The Sheriff’s Office announced the memorial, which was provided by Memorial Park Funeral Home, was available Tuesday, Aug. 18 for the public to visit on Browns Bridge Road.
The memorial lists the four names and their last days of service, known as their “end of watch” dates.
Dixon’s name is included along with Deputy William Jefferson Dorsey, Sheriff Ferd Bryan and Deputy James Timothy White.
“If you walk through Sheriff’s Office facilities, you may see tributes to each of these public servants individually,” Sheriff Gerald Couch said in a statement. “Until now, there hasn’t been one publicly visible memorial for them all. While I pray this community never has to add another name to it, the stone stands to honor the life and service of each officer who made the ultimate sacrifice. We will never forget.”
Dixon, 28, died July 8, 2019, after pursuing four men in an allegedly stolen vehicle on Jesse Jewell Parkway in Gainesville, according to the Georgia Bureau of Investigation.
Dixon and another deputy reached the suspects on Highland Avenue. Dixon was shot one time in an exchange of gunfire, according to the GBI.
Four men have been charged with murder, and their case is still pending.
Dorsey was dispatched Feb. 25, 1920, to the Gainesville Mill to break up a fight.
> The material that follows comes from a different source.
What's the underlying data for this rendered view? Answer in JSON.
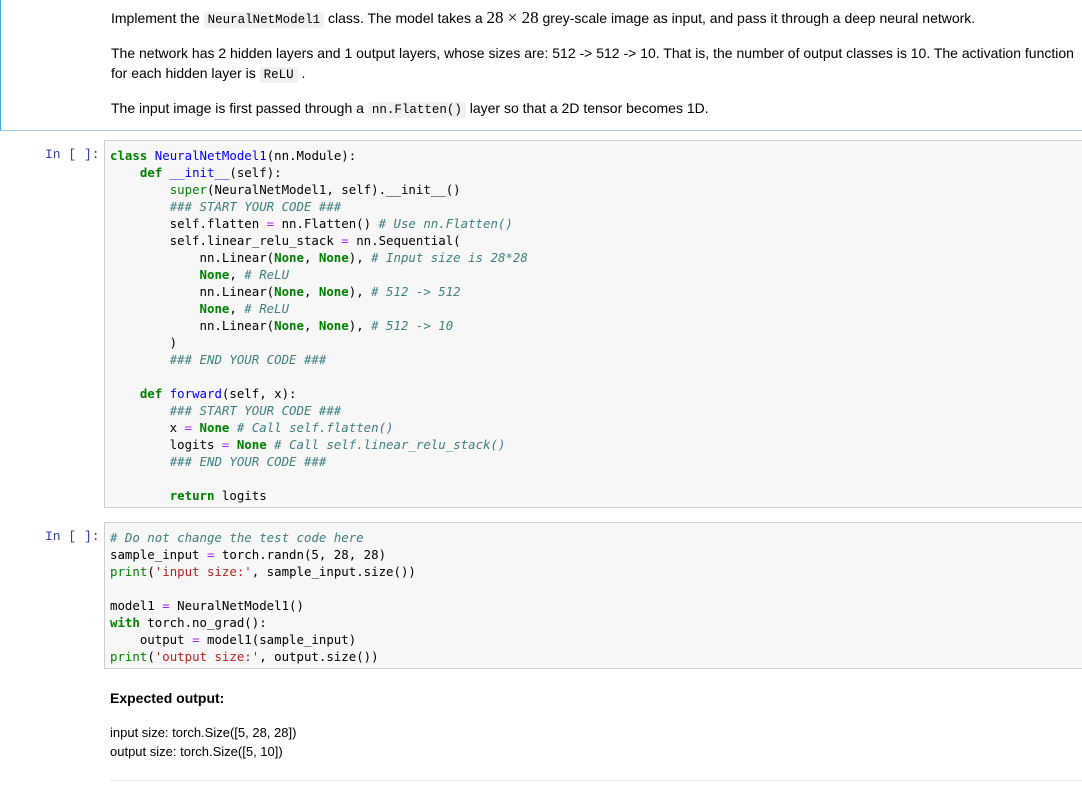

While trying to arrest two men, he was shot in the stomach.
Dorsey died the next day and was buried at Lebanon United Methodist Church.
Bryan died of a heart attack May 6, 1950, during a struggle, where he was trying to arrest someone in Flowery Branch, according to the Sheriff’s Office.
White died Oct. 3, 2005, two days after a traffic incident on Ledan Road while responding to a 911 call, according to the Sheriff’s Office.
The memorial also has a quote from Matthew 5:9, “Blessed are the peacemakers: for they shall be called children of God.